TASK TO CARRY OUT →
Search each line below for "title", then return the lines where it appears.
BEGIN THE DATA
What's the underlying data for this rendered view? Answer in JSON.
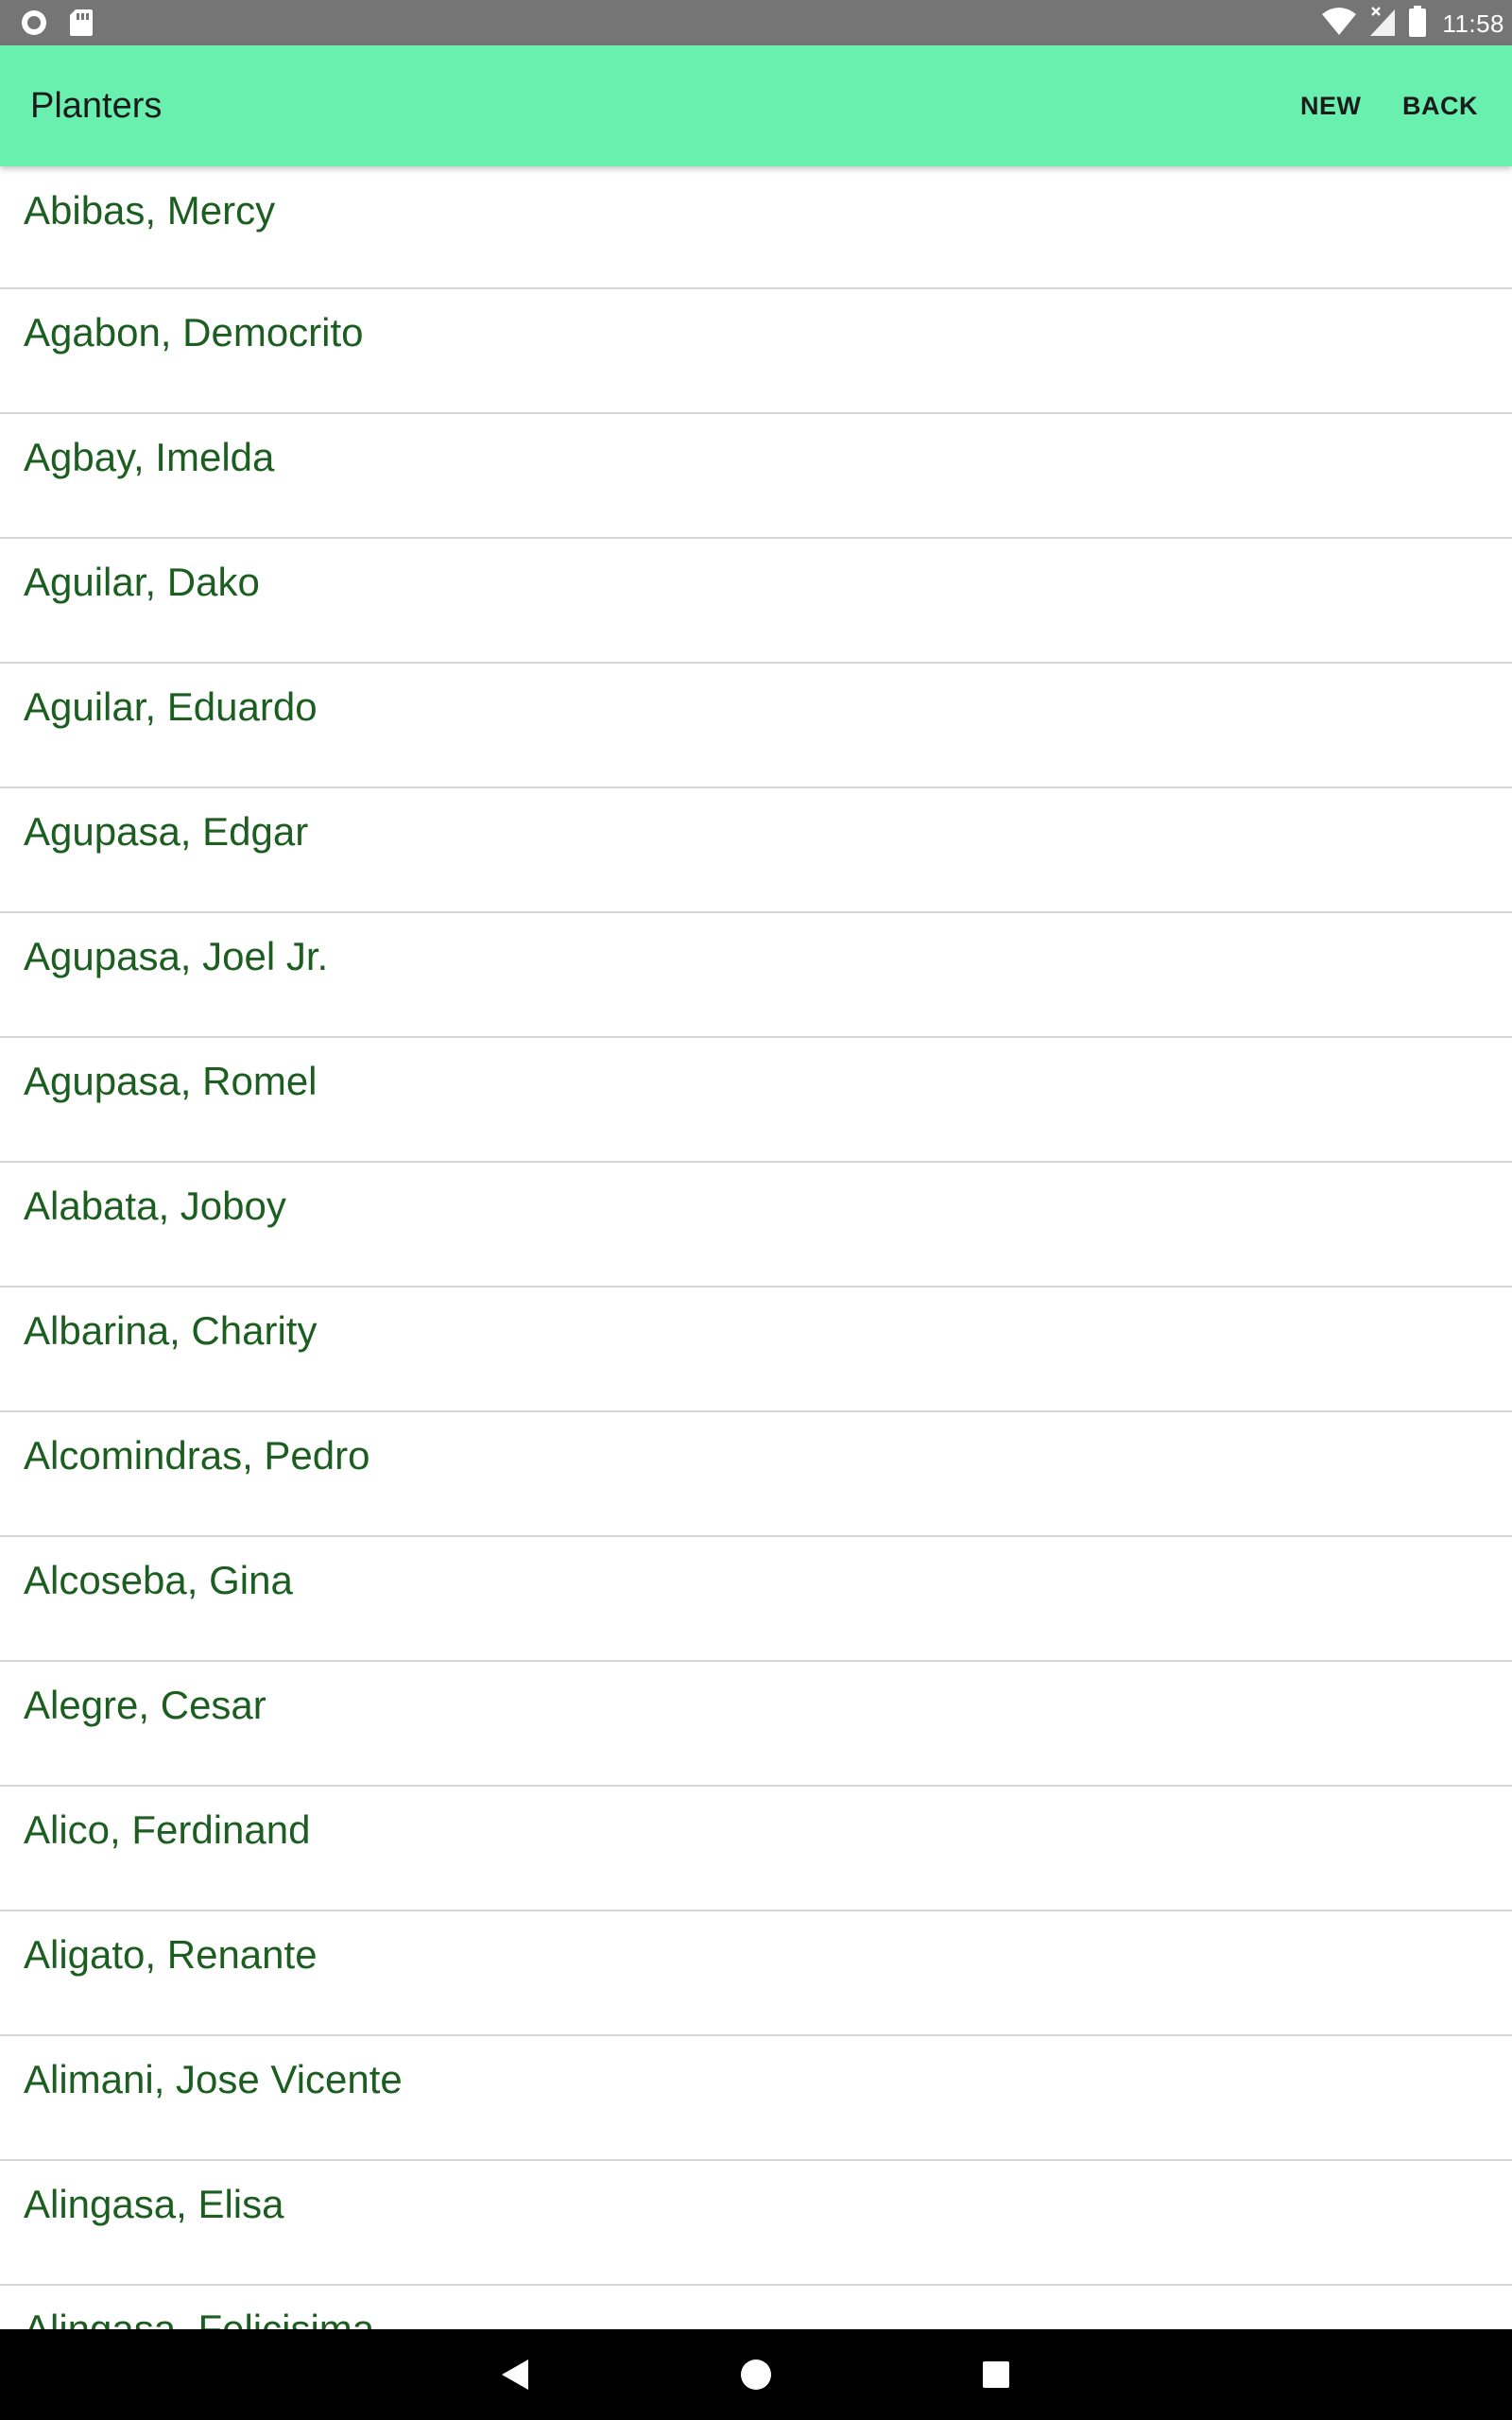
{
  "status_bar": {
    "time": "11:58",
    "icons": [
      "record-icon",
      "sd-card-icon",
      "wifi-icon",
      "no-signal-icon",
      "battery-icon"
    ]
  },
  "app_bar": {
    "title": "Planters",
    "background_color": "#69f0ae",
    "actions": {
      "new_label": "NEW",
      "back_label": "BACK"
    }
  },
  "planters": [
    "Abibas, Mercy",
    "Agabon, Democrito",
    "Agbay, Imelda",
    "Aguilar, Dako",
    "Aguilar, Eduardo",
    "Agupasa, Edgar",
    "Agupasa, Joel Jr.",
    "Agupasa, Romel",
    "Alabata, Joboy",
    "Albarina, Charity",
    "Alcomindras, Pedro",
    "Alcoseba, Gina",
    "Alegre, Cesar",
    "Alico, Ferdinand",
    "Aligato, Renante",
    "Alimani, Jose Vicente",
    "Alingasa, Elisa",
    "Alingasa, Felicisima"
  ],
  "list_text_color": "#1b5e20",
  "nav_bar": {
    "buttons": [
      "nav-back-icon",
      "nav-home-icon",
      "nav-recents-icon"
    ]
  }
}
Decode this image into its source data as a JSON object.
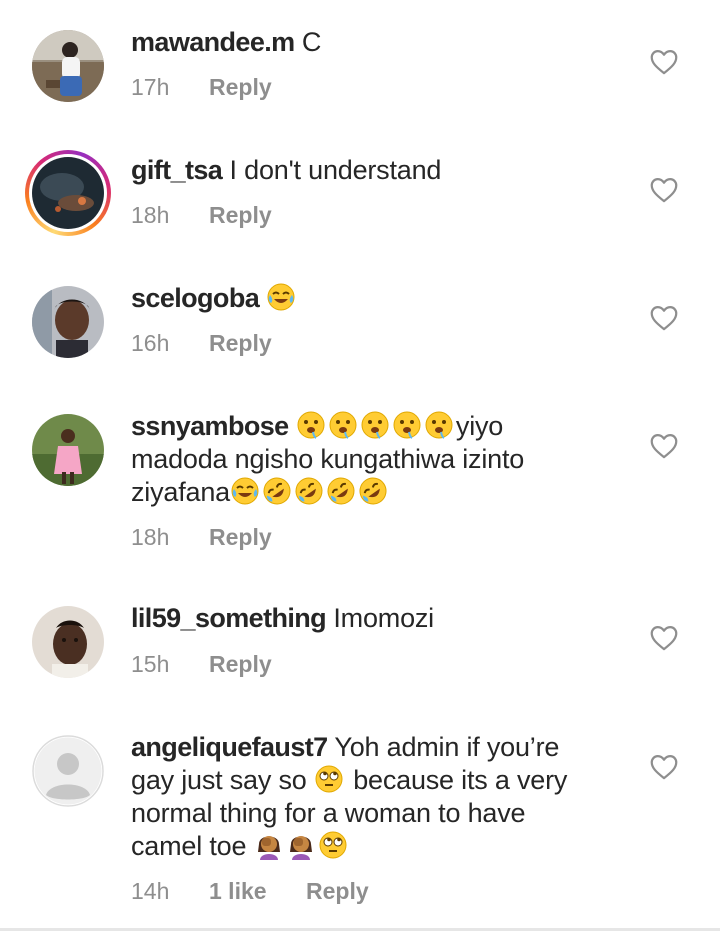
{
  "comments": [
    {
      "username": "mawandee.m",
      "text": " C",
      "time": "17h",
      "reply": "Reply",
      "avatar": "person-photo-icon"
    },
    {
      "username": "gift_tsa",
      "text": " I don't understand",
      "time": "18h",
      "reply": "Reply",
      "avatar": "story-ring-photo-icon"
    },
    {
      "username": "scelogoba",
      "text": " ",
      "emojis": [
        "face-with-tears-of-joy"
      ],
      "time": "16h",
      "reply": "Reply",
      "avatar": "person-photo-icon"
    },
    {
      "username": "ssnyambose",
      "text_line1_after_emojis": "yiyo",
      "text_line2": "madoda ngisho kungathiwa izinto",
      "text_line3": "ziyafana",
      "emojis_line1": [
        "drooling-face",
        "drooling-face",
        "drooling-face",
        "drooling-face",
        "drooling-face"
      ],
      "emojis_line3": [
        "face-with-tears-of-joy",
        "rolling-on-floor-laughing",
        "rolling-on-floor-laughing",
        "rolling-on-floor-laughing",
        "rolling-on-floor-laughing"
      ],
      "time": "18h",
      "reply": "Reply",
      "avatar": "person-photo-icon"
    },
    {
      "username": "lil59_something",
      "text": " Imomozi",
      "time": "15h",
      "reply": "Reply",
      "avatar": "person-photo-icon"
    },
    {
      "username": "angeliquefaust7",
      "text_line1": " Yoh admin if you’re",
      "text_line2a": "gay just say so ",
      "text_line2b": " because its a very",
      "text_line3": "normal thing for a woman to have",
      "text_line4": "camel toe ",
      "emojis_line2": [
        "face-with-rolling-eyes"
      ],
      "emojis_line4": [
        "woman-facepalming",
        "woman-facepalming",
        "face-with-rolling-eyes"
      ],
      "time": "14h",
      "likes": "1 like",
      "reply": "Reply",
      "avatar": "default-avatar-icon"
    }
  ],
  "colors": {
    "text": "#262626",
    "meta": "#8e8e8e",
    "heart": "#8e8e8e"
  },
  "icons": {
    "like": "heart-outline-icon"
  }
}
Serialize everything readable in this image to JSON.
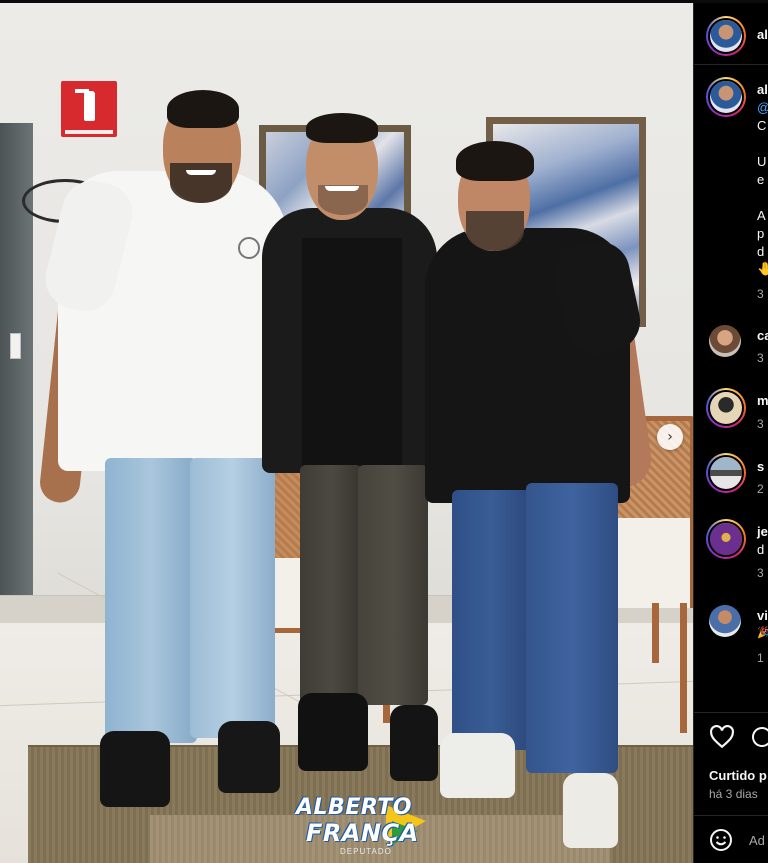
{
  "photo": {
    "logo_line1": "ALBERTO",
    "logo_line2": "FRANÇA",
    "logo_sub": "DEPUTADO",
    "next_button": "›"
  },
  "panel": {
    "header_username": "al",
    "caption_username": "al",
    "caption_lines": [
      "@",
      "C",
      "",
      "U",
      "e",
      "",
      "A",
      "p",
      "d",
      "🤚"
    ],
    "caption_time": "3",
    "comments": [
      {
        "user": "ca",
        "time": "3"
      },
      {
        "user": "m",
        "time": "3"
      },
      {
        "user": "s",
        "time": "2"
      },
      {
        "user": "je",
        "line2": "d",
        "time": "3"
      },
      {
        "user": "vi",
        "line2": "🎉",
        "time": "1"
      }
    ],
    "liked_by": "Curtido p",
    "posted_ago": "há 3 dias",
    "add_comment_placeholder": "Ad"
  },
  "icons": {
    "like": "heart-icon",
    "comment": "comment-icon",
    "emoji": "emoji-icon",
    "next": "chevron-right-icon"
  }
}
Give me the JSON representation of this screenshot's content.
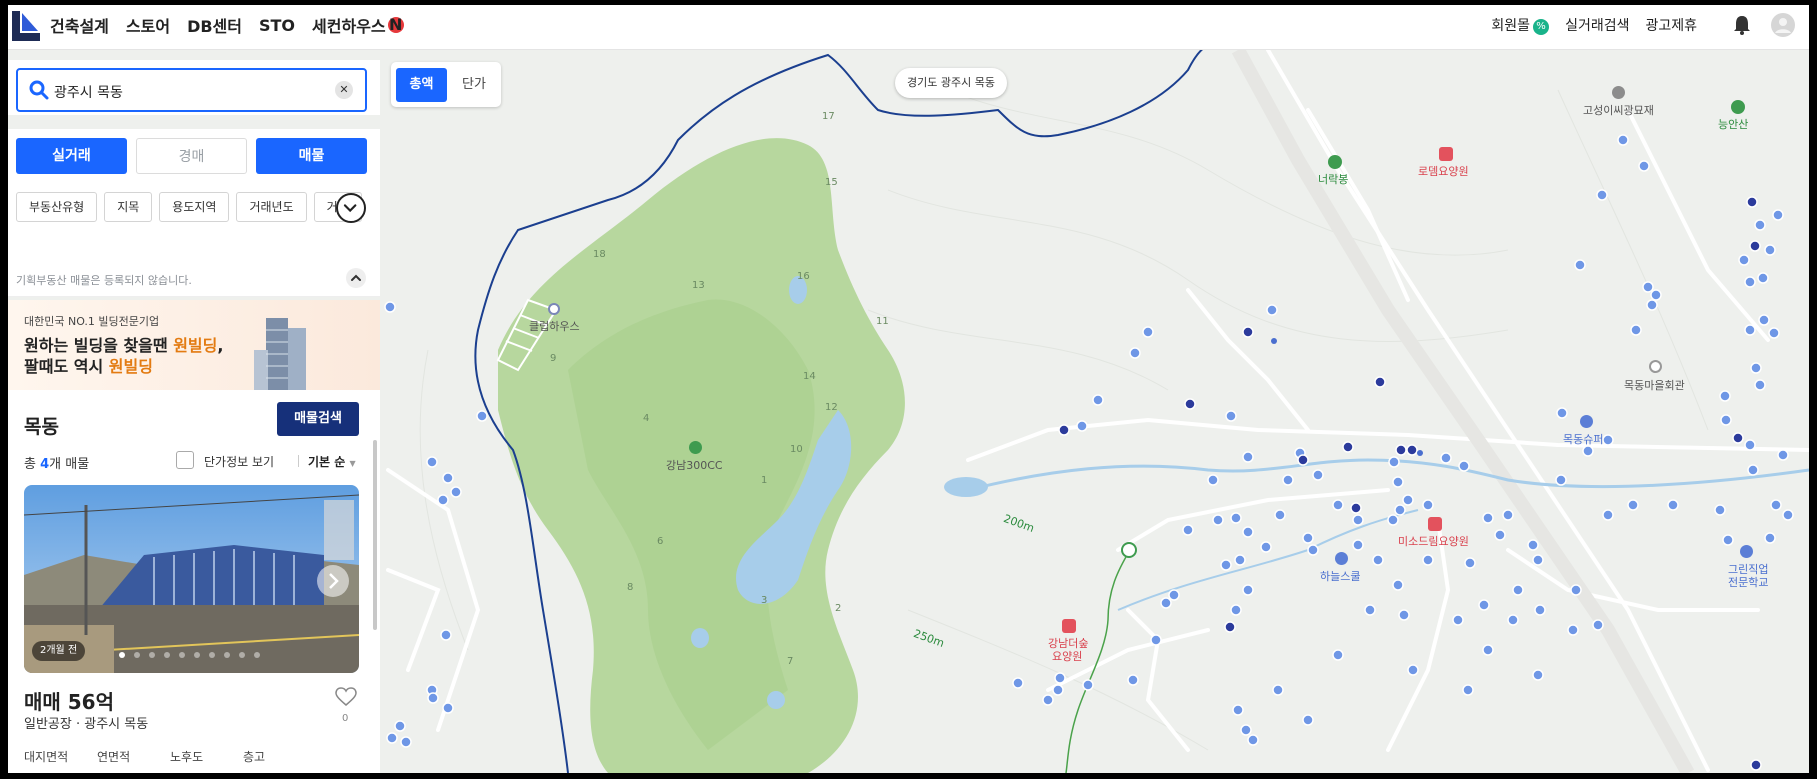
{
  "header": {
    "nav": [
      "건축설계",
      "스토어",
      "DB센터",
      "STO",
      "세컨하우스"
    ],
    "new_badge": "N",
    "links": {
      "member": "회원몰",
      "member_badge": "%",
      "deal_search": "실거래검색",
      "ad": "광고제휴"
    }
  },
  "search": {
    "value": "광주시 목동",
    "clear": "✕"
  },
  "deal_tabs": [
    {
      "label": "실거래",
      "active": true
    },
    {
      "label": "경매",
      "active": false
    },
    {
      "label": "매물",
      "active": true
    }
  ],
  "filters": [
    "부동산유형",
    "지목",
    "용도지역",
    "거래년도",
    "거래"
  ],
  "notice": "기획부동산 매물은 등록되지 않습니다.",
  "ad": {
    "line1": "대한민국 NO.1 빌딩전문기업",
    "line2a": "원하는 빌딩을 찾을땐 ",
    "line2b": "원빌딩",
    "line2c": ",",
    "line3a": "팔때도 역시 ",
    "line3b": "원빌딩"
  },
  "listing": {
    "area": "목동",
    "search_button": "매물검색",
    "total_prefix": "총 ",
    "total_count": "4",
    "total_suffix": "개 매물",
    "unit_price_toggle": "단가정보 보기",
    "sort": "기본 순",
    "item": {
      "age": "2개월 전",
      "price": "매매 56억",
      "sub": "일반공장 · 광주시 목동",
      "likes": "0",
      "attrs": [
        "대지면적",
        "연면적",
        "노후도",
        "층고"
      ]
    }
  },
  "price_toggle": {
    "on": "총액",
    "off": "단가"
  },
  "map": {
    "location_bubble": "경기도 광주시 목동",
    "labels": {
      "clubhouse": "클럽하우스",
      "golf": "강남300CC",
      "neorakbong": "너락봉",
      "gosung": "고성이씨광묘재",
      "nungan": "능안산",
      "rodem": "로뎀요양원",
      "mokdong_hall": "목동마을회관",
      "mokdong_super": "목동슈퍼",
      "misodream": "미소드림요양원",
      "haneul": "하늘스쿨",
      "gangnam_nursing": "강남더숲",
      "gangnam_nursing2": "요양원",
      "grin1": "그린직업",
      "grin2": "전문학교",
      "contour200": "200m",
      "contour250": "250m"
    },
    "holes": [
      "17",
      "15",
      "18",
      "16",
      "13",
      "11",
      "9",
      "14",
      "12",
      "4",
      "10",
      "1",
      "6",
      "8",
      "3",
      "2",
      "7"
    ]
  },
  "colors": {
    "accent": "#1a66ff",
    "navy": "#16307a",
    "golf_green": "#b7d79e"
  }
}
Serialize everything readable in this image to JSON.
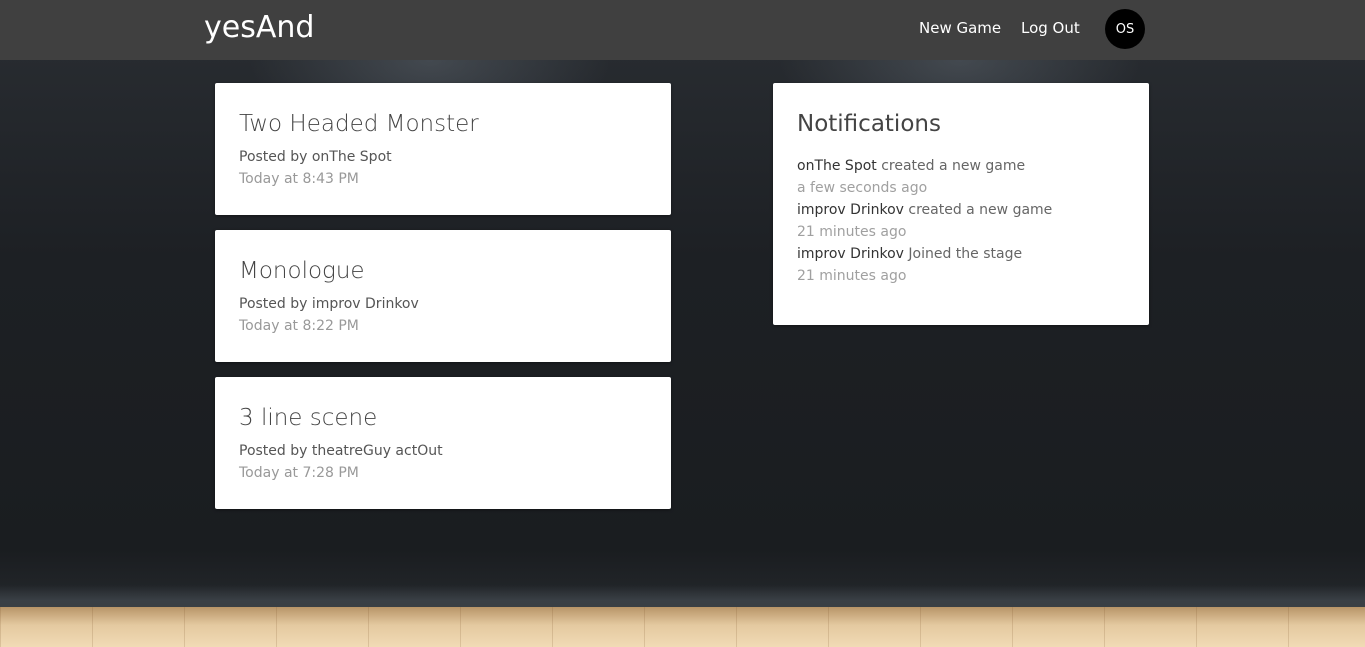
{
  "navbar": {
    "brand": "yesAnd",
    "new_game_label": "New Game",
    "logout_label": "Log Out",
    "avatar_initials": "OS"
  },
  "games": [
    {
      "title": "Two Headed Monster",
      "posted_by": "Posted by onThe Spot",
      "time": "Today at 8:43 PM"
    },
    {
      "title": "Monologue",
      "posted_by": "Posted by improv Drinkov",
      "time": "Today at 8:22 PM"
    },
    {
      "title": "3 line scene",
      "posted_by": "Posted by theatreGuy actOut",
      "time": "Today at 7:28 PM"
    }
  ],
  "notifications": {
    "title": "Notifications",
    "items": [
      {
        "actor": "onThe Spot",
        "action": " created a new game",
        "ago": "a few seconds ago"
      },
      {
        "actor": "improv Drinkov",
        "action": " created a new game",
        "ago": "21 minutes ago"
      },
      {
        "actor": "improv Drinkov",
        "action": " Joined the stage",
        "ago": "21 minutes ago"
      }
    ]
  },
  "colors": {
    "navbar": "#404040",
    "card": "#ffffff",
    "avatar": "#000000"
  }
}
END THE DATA
TASK RESPONSE →
    "title": "Planters",
      "title": "Two Headed Monster",
      "title": "Monologue",
      "title": "3 line scene",
    "title": "Notifications",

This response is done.